WORK INSTRUCTION ->
In the entries that follow, find every line containing "Verita" and copy it.

Top of DATA FOR REVIEW

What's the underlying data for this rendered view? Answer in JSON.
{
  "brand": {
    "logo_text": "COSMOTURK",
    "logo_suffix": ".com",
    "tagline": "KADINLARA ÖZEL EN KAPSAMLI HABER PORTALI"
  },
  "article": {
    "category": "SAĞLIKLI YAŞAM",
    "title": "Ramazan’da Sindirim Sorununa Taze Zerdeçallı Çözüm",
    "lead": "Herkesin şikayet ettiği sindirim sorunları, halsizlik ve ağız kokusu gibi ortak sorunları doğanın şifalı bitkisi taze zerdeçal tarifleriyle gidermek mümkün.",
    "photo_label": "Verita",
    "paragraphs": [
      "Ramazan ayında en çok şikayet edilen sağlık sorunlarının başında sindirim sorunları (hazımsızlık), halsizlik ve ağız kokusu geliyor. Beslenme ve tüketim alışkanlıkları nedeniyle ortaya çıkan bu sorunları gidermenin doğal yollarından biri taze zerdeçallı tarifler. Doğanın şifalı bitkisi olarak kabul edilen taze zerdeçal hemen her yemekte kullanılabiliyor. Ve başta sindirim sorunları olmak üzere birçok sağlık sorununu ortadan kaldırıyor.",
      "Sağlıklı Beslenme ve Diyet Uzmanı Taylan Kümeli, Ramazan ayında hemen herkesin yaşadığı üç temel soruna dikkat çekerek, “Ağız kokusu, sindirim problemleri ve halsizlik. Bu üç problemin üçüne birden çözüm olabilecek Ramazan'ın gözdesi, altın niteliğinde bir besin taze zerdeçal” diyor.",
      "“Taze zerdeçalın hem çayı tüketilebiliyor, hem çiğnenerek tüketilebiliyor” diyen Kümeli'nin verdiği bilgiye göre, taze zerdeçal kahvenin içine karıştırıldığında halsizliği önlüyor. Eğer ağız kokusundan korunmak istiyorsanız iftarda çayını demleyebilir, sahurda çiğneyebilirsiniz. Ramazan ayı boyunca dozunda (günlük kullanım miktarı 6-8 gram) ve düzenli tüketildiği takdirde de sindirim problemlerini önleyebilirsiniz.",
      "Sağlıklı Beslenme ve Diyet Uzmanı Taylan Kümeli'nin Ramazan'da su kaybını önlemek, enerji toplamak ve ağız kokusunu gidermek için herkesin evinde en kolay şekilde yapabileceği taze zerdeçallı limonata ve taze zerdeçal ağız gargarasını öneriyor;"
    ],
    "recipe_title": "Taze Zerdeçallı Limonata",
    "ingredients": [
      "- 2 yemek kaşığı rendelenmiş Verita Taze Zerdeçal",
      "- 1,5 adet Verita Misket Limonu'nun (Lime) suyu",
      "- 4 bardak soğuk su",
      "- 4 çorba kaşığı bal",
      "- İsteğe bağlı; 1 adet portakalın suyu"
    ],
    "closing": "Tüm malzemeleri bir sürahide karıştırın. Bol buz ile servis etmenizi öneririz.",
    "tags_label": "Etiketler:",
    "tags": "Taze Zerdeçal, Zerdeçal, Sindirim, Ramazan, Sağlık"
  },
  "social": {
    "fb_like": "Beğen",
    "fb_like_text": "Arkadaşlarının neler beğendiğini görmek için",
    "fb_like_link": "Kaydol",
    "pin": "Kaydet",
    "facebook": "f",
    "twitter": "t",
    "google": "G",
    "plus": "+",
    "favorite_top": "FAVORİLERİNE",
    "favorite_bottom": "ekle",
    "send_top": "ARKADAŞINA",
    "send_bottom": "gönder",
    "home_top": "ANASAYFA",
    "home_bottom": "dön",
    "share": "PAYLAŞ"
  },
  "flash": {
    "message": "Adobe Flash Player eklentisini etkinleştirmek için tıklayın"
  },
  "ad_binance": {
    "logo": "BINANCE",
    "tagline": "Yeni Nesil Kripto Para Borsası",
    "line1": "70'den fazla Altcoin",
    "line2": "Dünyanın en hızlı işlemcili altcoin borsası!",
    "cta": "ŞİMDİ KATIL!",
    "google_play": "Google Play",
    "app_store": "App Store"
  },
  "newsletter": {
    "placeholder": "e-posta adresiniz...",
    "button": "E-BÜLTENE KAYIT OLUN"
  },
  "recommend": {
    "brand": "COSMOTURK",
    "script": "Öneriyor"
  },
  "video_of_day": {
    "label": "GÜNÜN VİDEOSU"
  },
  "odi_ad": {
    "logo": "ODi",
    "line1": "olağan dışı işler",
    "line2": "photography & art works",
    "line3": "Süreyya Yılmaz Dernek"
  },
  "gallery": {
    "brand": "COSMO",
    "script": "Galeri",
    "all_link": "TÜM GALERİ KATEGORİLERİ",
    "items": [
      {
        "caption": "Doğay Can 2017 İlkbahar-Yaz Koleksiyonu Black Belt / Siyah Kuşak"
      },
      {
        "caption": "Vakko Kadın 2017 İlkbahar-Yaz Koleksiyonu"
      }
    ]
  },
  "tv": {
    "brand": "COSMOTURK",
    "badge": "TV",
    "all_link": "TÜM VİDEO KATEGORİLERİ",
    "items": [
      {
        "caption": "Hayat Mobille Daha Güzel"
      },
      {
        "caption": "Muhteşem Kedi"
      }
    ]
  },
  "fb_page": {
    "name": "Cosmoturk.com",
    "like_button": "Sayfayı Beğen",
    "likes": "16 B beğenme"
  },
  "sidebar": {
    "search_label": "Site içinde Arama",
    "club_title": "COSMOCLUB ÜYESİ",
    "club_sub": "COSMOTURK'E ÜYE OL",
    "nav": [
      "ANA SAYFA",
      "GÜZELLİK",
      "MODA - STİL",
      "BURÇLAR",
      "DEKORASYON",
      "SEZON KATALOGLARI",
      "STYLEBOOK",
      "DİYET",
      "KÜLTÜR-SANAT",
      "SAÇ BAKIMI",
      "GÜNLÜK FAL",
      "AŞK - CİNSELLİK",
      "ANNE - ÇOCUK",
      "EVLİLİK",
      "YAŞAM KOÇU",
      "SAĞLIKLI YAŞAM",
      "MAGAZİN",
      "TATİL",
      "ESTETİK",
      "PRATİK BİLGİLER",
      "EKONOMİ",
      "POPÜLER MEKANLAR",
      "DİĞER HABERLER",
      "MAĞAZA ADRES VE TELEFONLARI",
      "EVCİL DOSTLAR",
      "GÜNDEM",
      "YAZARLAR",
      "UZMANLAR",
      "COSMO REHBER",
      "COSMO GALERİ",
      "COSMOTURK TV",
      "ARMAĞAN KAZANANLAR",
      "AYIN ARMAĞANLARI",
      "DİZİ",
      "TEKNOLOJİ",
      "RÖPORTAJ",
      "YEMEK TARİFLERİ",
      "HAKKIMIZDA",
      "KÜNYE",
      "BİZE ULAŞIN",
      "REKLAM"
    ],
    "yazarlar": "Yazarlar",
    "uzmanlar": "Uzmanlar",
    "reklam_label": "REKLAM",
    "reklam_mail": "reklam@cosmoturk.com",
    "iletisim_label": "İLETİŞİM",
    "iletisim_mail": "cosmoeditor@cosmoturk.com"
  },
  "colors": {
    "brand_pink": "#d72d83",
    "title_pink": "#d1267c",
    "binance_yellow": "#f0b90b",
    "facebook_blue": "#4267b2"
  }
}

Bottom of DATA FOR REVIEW

TASK ANSWER ->
    "photo_label": "Verita",
      "- 2 yemek kaşığı rendelenmiş Verita Taze Zerdeçal",
      "- 1,5 adet Verita Misket Limonu'nun (Lime) suyu",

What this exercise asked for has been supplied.